This article identifies four distinctive periods that mark the evolution of unjust enrichment jurisprudence in the High Court of Australia: the Mason period, the Gummow period, the French period and, most recently, the Kiefel period. It argues that at each of the first three stages unjust enrichment law in Australia has been influenced by three broad factors: first, the distinctive (and countervailing) intellectual leadership within the Court itself that revealed divergent attitudes to legal method and reasoning; second, and relatedly, the evolving and contentious role of Australia's state supreme and federal courts in developing the law; and third, the institutional tensions and divergences within the Australian federation that have fostered distinct strands or schools of Australian equitable jurisprudence. These considerations combine to make some sense of Australia's chequered pattern of development in this field and are suggestive of potential for renewed engagement with unjust enrichment analysis by the current High Court.
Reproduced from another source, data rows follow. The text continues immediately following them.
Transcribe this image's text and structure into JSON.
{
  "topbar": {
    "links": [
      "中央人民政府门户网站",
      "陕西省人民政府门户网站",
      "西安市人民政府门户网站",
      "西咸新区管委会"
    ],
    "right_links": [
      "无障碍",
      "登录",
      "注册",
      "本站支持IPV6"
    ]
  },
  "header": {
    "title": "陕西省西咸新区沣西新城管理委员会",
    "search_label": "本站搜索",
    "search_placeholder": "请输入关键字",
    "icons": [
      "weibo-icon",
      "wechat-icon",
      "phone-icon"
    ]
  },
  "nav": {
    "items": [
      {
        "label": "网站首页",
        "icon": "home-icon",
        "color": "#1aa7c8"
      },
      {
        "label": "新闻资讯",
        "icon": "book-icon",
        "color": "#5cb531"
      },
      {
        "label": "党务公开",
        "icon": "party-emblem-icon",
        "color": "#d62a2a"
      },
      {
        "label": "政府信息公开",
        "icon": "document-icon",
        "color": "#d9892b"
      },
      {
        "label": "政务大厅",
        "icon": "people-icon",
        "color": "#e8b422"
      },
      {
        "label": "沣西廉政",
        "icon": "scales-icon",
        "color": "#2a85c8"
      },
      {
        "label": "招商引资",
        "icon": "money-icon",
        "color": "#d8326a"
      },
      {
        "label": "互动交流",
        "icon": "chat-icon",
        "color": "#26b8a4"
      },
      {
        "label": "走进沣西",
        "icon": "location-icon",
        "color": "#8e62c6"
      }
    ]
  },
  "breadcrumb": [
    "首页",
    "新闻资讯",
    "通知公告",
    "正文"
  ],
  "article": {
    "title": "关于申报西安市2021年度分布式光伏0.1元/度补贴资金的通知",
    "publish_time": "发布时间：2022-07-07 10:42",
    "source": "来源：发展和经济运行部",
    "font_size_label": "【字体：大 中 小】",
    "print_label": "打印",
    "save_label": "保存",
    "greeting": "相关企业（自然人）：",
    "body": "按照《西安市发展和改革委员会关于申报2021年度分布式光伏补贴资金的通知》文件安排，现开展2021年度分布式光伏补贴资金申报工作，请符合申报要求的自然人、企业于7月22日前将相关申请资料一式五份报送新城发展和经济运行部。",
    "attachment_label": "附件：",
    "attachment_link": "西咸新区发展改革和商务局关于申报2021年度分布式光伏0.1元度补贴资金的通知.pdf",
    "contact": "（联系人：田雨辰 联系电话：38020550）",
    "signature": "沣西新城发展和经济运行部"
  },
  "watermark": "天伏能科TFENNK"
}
|Number of pages||15|
|Journal||Restitution Law Review|
|Publication status||Published - 2017|